§ **WHAT THE EXERCISE ASKS**:
Retype the entries word for word, leaving nothing out.

* * * *

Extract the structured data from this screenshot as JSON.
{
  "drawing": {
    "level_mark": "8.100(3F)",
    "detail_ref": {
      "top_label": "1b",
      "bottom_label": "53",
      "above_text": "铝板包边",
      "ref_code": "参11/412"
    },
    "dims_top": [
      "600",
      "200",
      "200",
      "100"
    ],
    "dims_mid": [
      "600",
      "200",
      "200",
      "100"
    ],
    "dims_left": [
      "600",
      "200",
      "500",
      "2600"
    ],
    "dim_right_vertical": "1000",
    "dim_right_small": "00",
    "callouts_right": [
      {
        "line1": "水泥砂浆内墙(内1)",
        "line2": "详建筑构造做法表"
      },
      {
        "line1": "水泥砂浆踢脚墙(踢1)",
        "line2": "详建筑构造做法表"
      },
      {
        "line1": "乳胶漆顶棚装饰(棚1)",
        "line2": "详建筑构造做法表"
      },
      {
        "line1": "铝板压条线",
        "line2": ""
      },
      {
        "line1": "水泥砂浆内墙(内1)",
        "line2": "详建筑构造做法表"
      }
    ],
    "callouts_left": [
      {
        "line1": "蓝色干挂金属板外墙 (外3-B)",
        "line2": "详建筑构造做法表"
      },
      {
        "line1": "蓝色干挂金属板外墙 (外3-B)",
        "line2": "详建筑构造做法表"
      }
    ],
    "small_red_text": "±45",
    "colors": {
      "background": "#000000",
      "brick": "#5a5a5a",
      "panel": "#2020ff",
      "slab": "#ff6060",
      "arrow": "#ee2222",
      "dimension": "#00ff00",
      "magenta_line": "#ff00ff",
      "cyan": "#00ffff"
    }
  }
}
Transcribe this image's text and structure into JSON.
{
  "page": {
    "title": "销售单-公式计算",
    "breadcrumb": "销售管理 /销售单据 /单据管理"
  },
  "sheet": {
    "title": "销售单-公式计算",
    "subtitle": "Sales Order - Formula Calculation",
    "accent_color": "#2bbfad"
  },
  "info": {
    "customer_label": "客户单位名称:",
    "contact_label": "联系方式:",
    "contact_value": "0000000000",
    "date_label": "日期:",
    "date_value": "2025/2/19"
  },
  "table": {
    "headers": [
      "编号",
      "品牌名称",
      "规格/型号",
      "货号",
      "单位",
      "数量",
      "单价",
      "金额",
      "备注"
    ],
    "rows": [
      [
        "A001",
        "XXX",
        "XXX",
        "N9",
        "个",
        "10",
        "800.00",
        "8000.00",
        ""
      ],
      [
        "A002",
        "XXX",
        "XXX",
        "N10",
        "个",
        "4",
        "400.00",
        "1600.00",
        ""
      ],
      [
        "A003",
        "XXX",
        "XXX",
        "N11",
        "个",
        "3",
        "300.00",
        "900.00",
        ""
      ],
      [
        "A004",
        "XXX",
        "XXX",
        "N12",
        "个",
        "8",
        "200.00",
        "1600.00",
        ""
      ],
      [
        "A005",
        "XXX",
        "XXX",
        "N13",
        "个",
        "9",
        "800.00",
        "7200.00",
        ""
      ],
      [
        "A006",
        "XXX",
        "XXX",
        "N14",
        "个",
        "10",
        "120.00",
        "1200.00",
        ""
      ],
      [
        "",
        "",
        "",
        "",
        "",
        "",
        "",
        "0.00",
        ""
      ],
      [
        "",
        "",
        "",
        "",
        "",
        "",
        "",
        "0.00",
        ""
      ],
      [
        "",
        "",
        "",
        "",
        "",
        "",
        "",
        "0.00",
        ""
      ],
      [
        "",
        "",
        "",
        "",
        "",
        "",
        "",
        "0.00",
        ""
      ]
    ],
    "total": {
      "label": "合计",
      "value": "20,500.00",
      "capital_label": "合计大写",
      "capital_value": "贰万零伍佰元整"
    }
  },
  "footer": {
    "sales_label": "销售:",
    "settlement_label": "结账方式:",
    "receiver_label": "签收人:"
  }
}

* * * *

§ **OUTPUT BELOW**:
Extract the structured data from this screenshot as JSON.
{
  "drawing": {
    "level_mark": "8.100(3F)",
    "detail_ref": {
      "top_label": "1b",
      "bottom_label": "53",
      "above_text": "铝板包边",
      "ref_code": "参11/412"
    },
    "dims_top": [
      "600",
      "200",
      "200",
      "100"
    ],
    "dims_mid": [
      "600",
      "200",
      "200",
      "100"
    ],
    "dims_left": [
      "600",
      "200",
      "500",
      "2600"
    ],
    "dim_right_vertical": "1000",
    "dim_right_small": "00",
    "callouts_right": [
      {
        "line1": "水泥砂浆内墙(内1)",
        "line2": "详建筑构造做法表"
      },
      {
        "line1": "水泥砂浆踢脚墙(踢1)",
        "line2": "详建筑构造做法表"
      },
      {
        "line1": "乳胶漆顶棚装饰(棚1)",
        "line2": "详建筑构造做法表"
      },
      {
        "line1": "铝板压条线",
        "line2": ""
      },
      {
        "line1": "水泥砂浆内墙(内1)",
        "line2": "详建筑构造做法表"
      }
    ],
    "callouts_left": [
      {
        "line1": "蓝色干挂金属板外墙 (外3-B)",
        "line2": "详建筑构造做法表"
      },
      {
        "line1": "蓝色干挂金属板外墙 (外3-B)",
        "line2": "详建筑构造做法表"
      }
    ],
    "small_red_text": "±45",
    "colors": {
      "background": "#000000",
      "brick": "#5a5a5a",
      "panel": "#2020ff",
      "slab": "#ff6060",
      "arrow": "#ee2222",
      "dimension": "#00ff00",
      "magenta_line": "#ff00ff",
      "cyan": "#00ffff"
    }
  }
}
Transcribe this image's text and structure into JSON.
{
  "page": {
    "title": "销售单-公式计算",
    "breadcrumb": "销售管理 /销售单据 /单据管理"
  },
  "sheet": {
    "title": "销售单-公式计算",
    "subtitle": "Sales Order - Formula Calculation",
    "accent_color": "#2bbfad"
  },
  "info": {
    "customer_label": "客户单位名称:",
    "contact_label": "联系方式:",
    "contact_value": "0000000000",
    "date_label": "日期:",
    "date_value": "2025/2/19"
  },
  "table": {
    "headers": [
      "编号",
      "品牌名称",
      "规格/型号",
      "货号",
      "单位",
      "数量",
      "单价",
      "金额",
      "备注"
    ],
    "rows": [
      [
        "A001",
        "XXX",
        "XXX",
        "N9",
        "个",
        "10",
        "800.00",
        "8000.00",
        ""
      ],
      [
        "A002",
        "XXX",
        "XXX",
        "N10",
        "个",
        "4",
        "400.00",
        "1600.00",
        ""
      ],
      [
        "A003",
        "XXX",
        "XXX",
        "N11",
        "个",
        "3",
        "300.00",
        "900.00",
        ""
      ],
      [
        "A004",
        "XXX",
        "XXX",
        "N12",
        "个",
        "8",
        "200.00",
        "1600.00",
        ""
      ],
      [
        "A005",
        "XXX",
        "XXX",
        "N13",
        "个",
        "9",
        "800.00",
        "7200.00",
        ""
      ],
      [
        "A006",
        "XXX",
        "XXX",
        "N14",
        "个",
        "10",
        "120.00",
        "1200.00",
        ""
      ],
      [
        "",
        "",
        "",
        "",
        "",
        "",
        "",
        "0.00",
        ""
      ],
      [
        "",
        "",
        "",
        "",
        "",
        "",
        "",
        "0.00",
        ""
      ],
      [
        "",
        "",
        "",
        "",
        "",
        "",
        "",
        "0.00",
        ""
      ],
      [
        "",
        "",
        "",
        "",
        "",
        "",
        "",
        "0.00",
        ""
      ]
    ],
    "total": {
      "label": "合计",
      "value": "20,500.00",
      "capital_label": "合计大写",
      "capital_value": "贰万零伍佰元整"
    }
  },
  "footer": {
    "sales_label": "销售:",
    "settlement_label": "结账方式:",
    "receiver_label": "签收人:"
  }
}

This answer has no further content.